Assigned task:
Your task is to copy every line of the entries that contains "JSON".
════════════════════
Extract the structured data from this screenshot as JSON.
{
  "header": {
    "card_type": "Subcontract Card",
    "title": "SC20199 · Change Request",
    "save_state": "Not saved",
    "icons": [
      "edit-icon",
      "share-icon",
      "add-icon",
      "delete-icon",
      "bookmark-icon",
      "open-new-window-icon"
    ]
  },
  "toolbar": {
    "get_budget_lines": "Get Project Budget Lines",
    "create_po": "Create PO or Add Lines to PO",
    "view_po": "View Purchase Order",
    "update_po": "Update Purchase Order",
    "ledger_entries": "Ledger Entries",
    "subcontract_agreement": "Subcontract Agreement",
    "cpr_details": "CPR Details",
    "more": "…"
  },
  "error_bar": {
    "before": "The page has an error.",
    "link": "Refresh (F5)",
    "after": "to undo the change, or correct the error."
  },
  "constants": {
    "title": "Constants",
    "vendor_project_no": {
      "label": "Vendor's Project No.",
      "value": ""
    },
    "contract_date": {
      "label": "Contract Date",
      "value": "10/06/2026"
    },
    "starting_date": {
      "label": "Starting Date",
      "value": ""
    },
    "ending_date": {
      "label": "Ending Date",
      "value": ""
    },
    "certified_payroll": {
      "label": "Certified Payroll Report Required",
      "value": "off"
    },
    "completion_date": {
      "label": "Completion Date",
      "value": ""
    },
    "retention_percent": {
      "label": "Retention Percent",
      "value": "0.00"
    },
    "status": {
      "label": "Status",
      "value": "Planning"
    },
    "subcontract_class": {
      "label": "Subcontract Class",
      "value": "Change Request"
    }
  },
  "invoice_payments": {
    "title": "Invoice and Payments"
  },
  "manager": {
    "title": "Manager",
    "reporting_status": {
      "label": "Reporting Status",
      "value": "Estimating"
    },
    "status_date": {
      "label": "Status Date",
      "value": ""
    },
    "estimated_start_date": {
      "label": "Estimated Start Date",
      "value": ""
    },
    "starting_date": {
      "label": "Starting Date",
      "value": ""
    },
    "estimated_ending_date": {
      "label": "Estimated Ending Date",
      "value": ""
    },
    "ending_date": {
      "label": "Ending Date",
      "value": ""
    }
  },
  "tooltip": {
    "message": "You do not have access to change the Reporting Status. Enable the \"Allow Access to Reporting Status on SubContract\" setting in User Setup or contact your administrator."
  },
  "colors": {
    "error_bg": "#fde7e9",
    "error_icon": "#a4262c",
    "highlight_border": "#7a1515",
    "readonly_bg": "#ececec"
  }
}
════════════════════
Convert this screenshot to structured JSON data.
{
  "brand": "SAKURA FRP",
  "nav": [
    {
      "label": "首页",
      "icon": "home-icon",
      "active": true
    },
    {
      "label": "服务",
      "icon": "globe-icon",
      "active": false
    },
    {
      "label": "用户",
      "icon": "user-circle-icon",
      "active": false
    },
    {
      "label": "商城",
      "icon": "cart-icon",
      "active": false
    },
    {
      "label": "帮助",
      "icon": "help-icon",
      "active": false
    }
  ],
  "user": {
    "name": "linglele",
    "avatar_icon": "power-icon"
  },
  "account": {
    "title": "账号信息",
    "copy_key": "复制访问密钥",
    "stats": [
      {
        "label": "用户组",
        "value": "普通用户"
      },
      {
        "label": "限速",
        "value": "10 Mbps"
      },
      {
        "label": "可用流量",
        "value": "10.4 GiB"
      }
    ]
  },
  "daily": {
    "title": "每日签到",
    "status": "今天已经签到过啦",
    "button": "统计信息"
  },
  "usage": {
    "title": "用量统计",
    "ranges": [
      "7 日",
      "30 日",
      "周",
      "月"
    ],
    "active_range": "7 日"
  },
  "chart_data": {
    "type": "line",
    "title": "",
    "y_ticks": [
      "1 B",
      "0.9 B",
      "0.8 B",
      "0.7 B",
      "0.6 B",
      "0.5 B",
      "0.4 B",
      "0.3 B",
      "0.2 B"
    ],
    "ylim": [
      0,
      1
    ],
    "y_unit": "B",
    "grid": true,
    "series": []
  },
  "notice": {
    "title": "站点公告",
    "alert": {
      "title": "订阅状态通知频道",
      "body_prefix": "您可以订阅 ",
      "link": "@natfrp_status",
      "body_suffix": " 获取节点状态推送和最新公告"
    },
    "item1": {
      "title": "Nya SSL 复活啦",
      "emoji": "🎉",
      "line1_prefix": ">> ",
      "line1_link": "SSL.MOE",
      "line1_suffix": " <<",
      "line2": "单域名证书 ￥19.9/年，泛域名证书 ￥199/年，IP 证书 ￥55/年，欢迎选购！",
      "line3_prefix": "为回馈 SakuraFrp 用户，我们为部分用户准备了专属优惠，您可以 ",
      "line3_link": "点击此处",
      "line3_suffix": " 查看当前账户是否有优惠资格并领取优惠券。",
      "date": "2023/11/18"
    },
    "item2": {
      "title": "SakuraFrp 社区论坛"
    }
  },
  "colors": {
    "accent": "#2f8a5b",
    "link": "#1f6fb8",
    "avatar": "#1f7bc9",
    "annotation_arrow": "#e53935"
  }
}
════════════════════
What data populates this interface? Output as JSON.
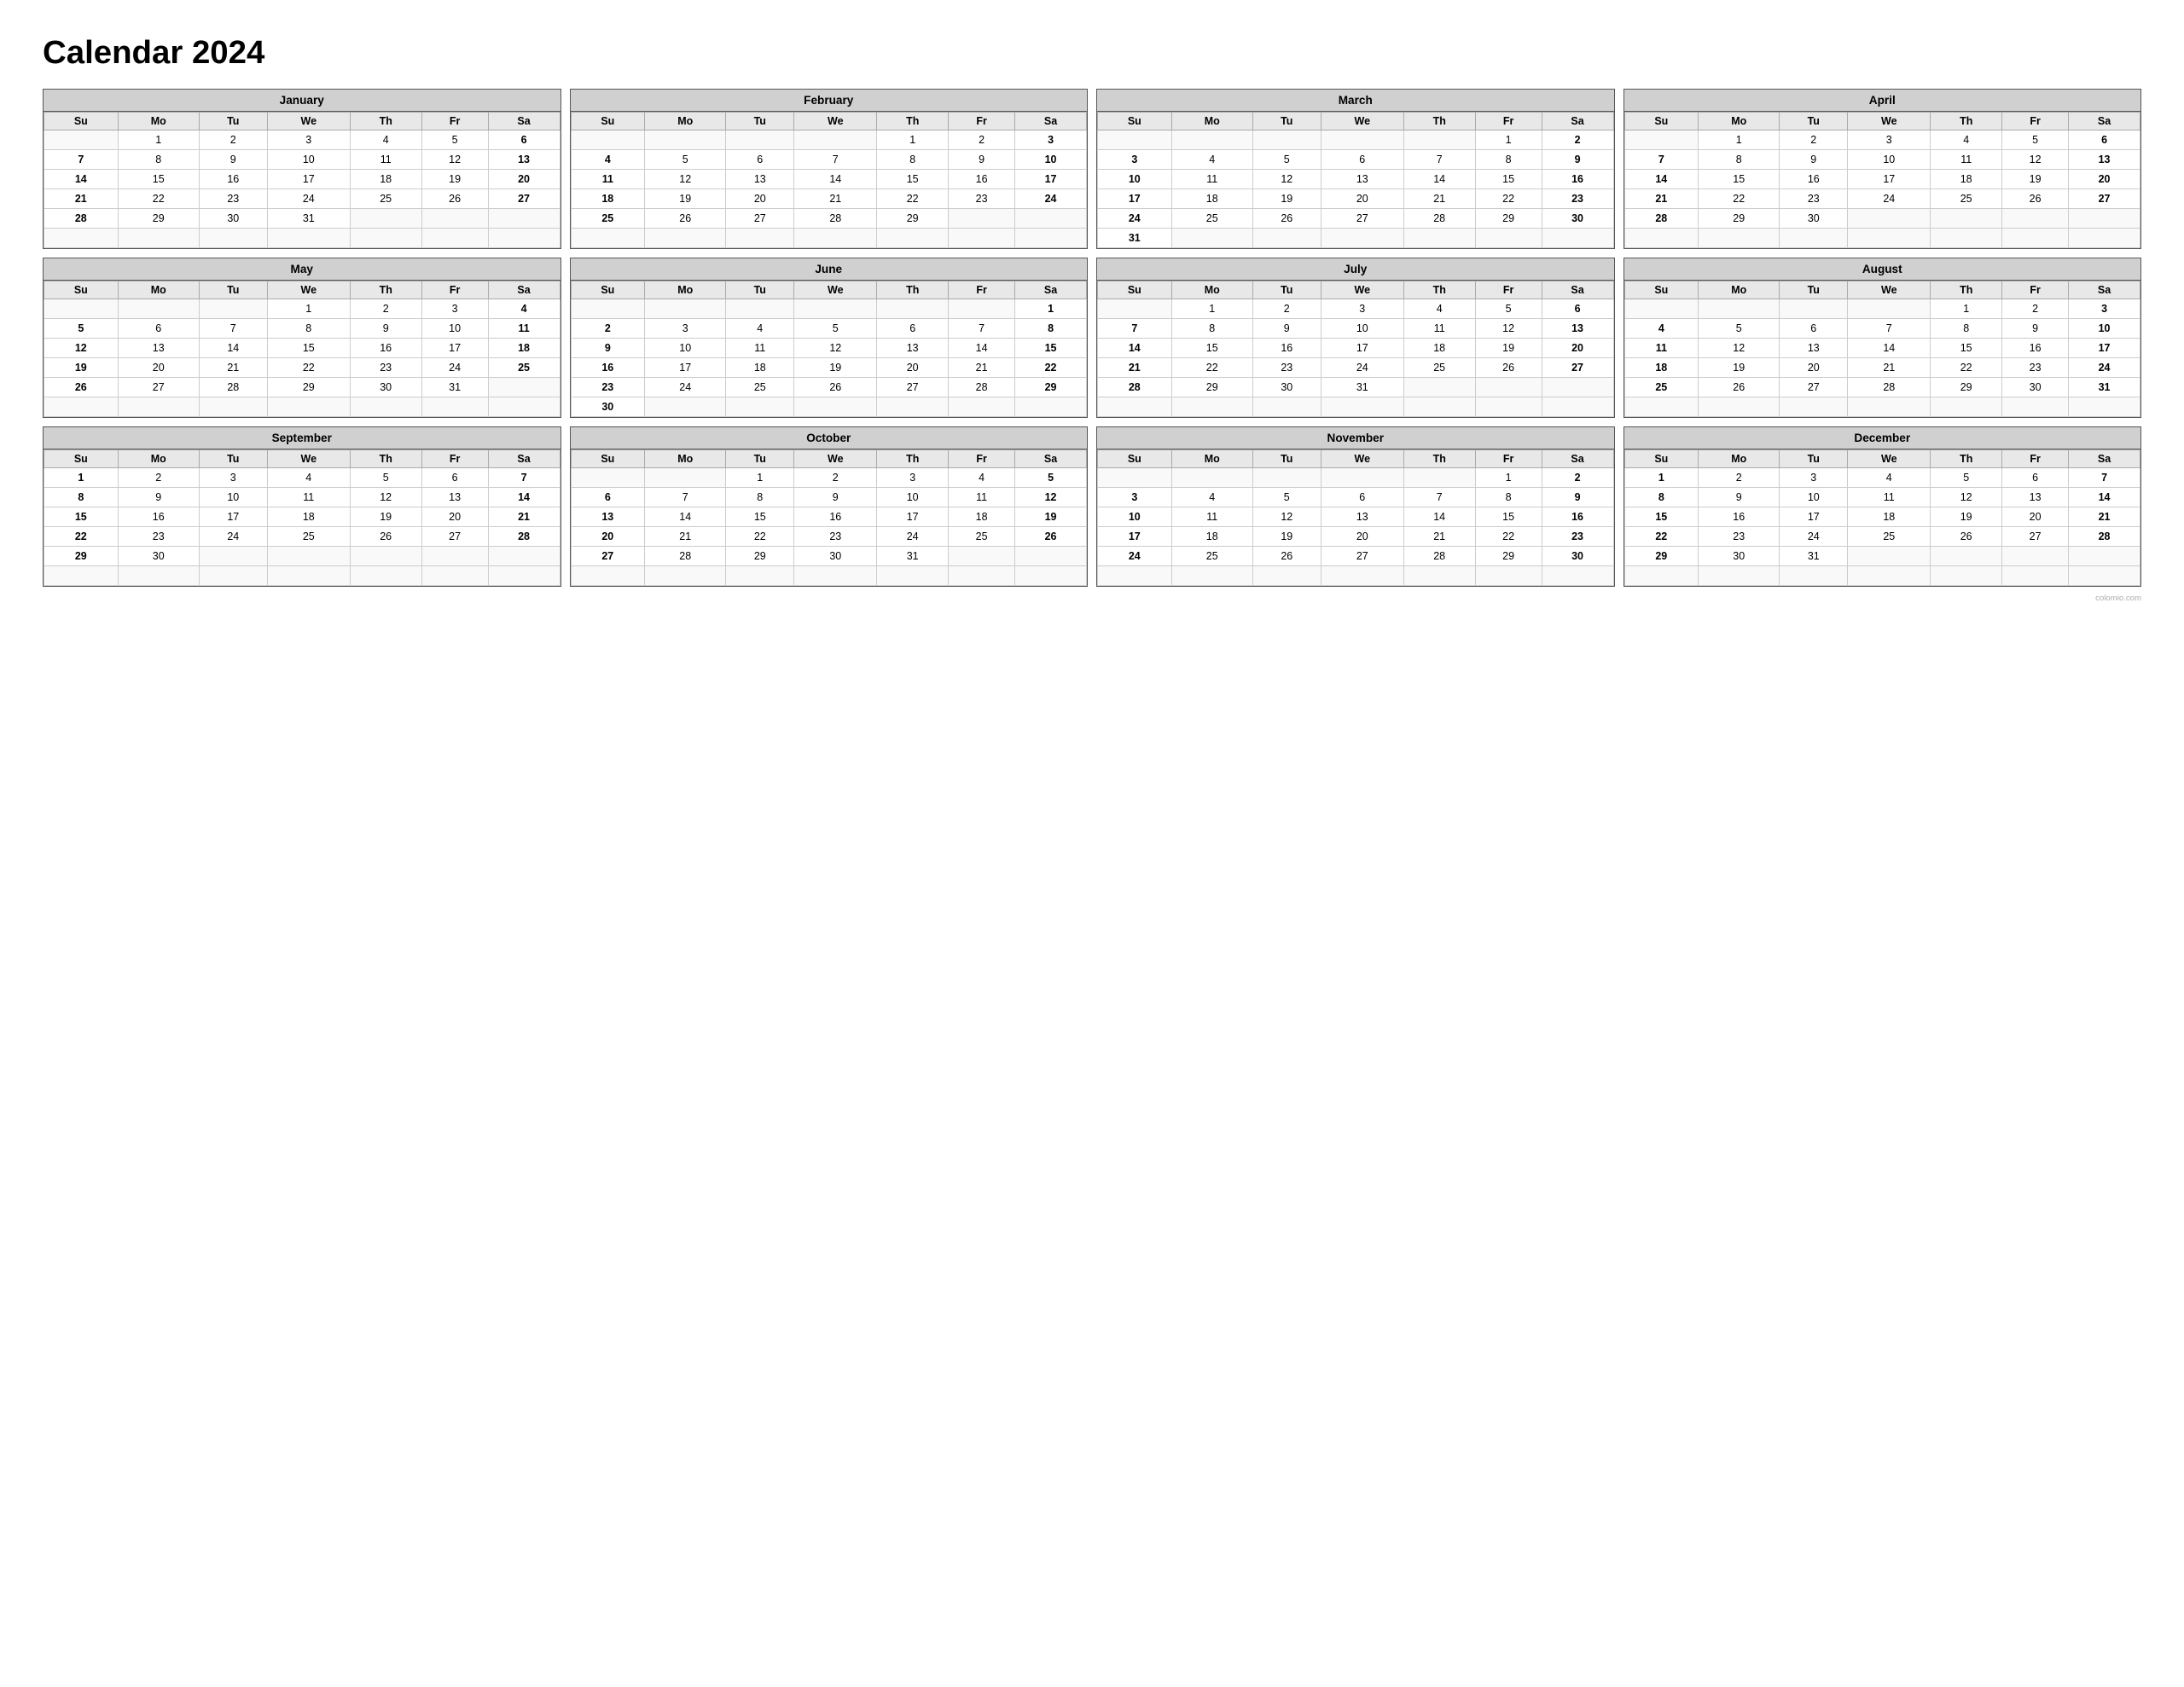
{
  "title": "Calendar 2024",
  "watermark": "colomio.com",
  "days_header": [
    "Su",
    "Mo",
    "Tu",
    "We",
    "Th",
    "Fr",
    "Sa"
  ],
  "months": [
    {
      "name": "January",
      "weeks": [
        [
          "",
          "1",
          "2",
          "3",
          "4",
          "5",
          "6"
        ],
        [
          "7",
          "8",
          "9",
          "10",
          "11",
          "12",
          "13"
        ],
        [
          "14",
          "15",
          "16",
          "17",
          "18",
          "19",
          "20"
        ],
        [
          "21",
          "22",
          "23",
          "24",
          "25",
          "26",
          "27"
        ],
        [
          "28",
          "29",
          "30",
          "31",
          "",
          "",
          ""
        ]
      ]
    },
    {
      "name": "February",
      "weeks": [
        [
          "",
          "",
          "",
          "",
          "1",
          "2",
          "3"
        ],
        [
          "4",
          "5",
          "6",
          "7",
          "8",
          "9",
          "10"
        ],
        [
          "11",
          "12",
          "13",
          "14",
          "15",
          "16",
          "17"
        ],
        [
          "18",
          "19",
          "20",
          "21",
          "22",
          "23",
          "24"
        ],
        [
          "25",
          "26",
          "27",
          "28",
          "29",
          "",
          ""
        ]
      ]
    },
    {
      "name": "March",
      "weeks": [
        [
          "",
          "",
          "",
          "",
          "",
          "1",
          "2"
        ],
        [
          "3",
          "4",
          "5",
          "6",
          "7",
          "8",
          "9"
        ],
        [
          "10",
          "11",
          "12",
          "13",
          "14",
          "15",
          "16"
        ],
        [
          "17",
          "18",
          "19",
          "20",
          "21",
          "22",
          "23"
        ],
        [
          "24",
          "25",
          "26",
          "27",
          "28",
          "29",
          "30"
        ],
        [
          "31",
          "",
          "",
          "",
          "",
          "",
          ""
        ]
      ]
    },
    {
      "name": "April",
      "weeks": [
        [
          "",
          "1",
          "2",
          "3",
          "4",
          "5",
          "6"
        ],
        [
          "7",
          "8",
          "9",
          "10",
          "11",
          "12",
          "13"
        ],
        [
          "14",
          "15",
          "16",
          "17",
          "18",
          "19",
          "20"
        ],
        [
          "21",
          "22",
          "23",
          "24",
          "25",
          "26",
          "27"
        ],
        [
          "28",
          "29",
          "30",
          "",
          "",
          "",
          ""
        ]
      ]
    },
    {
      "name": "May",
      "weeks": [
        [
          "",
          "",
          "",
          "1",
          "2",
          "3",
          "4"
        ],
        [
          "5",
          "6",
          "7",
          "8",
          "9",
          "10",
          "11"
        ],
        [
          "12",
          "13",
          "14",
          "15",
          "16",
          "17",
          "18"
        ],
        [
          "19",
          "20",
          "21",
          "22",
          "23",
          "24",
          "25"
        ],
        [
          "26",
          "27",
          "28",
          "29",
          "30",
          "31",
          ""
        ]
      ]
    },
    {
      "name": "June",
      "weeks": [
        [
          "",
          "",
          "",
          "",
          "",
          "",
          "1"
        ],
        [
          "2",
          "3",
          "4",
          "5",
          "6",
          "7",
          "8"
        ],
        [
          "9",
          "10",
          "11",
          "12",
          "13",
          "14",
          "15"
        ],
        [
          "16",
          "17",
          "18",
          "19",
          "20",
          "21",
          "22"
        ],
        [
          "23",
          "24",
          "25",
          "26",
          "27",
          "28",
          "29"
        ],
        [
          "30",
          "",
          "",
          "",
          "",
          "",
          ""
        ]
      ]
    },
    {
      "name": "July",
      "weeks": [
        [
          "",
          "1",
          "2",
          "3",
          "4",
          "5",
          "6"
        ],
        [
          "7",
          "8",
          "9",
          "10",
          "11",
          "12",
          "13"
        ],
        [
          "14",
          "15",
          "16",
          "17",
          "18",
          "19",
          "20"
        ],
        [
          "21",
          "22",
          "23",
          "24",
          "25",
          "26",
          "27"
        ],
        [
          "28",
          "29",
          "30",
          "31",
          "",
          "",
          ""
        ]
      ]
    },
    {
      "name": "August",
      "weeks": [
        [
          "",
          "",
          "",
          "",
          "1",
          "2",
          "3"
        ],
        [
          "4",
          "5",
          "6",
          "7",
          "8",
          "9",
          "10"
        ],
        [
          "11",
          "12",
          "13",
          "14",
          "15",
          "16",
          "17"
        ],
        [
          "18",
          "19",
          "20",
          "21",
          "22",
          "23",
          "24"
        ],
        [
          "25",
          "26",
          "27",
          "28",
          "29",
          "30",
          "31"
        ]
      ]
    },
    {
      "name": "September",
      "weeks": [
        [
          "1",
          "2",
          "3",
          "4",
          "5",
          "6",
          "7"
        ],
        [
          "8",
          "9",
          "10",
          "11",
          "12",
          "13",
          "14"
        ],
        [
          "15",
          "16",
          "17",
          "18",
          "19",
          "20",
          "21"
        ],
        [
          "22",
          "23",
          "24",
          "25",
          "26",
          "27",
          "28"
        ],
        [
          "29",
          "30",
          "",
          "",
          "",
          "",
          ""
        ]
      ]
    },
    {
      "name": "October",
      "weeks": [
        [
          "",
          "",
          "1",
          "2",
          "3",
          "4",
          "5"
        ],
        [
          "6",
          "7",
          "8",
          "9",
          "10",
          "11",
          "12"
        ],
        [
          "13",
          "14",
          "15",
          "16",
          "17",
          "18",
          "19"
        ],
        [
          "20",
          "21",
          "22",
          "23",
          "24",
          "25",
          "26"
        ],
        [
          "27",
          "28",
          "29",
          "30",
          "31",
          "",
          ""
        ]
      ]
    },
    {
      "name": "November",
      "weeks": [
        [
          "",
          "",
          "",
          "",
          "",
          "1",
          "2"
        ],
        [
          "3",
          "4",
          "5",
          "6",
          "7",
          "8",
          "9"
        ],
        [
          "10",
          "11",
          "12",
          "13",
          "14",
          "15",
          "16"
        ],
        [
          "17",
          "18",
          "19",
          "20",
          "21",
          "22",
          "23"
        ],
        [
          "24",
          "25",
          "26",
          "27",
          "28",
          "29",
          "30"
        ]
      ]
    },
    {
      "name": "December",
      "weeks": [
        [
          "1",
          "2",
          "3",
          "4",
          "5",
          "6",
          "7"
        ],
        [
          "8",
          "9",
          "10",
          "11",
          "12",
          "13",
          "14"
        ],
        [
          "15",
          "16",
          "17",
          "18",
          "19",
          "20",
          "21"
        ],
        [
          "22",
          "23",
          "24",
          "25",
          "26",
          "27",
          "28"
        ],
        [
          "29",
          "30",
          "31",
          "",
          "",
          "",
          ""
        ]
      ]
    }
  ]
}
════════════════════
Result of this task:
Extract the structured data from this screenshot as JSON.
Convert this screenshot to structured JSON data.
What data populates this interface? Output as JSON.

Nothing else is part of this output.